Top of Entries supplied
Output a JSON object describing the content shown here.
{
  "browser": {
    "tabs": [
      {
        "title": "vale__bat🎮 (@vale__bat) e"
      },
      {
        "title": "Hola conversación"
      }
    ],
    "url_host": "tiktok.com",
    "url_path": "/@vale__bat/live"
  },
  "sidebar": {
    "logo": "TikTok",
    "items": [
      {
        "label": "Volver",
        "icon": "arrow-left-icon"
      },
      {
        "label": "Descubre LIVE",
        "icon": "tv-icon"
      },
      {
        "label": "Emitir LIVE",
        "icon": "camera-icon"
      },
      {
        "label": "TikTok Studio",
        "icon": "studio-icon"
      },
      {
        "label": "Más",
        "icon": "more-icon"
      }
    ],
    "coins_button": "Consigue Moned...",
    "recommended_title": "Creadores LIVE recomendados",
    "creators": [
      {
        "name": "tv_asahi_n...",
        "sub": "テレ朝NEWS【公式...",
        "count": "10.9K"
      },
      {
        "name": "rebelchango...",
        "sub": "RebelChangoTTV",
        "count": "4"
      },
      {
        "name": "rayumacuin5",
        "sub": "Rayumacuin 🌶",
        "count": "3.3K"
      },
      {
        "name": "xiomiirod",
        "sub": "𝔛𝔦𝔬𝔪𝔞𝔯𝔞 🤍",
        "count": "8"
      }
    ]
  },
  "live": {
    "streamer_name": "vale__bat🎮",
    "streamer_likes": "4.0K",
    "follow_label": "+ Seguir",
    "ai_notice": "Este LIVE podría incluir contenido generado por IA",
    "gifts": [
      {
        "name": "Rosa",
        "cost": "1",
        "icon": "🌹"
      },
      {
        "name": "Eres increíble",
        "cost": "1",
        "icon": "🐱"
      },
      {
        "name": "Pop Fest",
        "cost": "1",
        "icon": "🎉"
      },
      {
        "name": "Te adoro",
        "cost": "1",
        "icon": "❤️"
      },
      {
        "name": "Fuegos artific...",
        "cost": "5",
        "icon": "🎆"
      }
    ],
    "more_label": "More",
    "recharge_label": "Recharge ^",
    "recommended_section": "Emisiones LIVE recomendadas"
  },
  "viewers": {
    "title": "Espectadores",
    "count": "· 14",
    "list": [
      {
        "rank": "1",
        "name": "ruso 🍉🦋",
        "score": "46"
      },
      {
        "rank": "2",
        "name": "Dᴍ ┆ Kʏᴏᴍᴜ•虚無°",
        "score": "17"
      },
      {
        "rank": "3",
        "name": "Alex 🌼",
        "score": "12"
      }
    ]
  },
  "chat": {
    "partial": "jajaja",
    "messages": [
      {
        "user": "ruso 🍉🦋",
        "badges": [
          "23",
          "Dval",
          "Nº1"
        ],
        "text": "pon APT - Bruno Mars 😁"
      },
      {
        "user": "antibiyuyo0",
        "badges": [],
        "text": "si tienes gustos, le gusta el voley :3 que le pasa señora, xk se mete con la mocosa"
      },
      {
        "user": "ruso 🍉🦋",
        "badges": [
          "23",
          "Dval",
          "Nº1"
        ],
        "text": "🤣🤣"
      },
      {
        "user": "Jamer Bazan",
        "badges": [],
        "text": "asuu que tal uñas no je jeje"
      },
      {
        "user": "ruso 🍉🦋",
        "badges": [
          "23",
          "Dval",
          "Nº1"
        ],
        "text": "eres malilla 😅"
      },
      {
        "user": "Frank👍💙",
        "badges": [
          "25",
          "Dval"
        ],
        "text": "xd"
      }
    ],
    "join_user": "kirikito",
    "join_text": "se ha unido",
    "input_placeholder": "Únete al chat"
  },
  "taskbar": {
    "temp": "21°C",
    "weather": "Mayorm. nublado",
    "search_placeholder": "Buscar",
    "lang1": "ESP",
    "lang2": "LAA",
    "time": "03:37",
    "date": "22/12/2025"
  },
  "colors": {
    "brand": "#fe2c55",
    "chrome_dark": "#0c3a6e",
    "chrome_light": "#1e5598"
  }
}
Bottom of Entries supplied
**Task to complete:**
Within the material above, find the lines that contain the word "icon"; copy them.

**Written answer:**
        "icon": "arrow-left-icon"
        "icon": "tv-icon"
        "icon": "camera-icon"
        "icon": "studio-icon"
        "icon": "more-icon"
        "icon": "🌹"
        "icon": "🐱"
        "icon": "🎉"
        "icon": "❤️"
        "icon": "🎆"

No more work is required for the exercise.